The dismissal of a Fair Housing Act case leaves a hole in the housing industry's interpretation of disparate impact claims, attorneys say. 

Magner v. Gallagher was supposed to be heard by the U.S. Supreme Court this month, but oral arguments were dropped after both parties agreed to a dismissal.

The original lawsuit was filed by rental property owners in St. Paul, Minn., who said aggressive building code enforcement led to escalating economies of scale, forcing certain groups of residents to become disparately impacted by rising rents levied to cover costs.

The Fair Housing Act and the scope of its legal coverage was the central issue in the Supreme Court case. The act prohibits housing discrimination on the basis of race, color, religion, sex, familial status or national origin.

Attorneys hoped a Supreme Court ruling in Magner would determine whether the Fair Housing Act covers disparate impact claims like those of the rental plaintiffs. Furthermore, the financial services industry was waiting for additional clarity on which test should be applied when ruling on disparate impact claims.

"The dismissal of the case means that an important opportunity for clarity with respect to disparate impact claims under the Fair Housing Act and (by analogy) ECOA (Equal Credit Opportunity Act) has been lost," attorneys for Ballard Spahr said in a note Wednesday.

The firm calls the dismissal a lost opportunity, but says there is still a need for clarity on this issue.

"Regardless of when the Supreme Court has its next opportunity to take up this issue, we believe that there is an opportunity for the circuits to re-evaluate their previous holdings regarding disparate impact claims through en banc rehearings," Ballard Spahr attorneys wrote.

"A compelling argument can be made that the Supreme Court’s precedents with regard to disparate impact claims make it clear that such claims cannot be brought under the Fair Housing Act or ECOA, and a Court of Appeals sitting en banc could evaluate and recognize this precedent," they said.

The Supreme Court's initial acceptance of the case prompted numerous financial firms and industry trade groups to file friends of the court briefs. They argued there is a significant difference between disparate treatment during the lending process and disparate impact claims alleging a specific process impacted one group disproportionately.

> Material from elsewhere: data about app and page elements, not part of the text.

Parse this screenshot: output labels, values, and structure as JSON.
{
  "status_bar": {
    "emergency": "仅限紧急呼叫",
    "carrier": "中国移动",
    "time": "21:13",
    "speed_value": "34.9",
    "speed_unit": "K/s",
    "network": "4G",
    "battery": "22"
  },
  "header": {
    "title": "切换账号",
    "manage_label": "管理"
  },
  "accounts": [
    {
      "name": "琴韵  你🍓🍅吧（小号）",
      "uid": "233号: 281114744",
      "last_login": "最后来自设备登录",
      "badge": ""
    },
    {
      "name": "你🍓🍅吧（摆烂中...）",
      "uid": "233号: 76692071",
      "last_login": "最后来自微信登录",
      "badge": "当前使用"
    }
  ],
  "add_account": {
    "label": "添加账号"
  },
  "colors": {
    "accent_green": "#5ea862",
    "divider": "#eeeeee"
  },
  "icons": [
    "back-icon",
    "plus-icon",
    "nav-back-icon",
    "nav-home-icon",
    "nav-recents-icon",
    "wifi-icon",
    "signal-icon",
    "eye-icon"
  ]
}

"Such differentials may prompt disparate impact lawsuits," the trade groups who submitted a brief wrote. "Even though lenders can defend such suits on the basis that their practices are undertaken in accordance with federal regulation, lenders will still face the reputational and monetary costs incurred in doing so."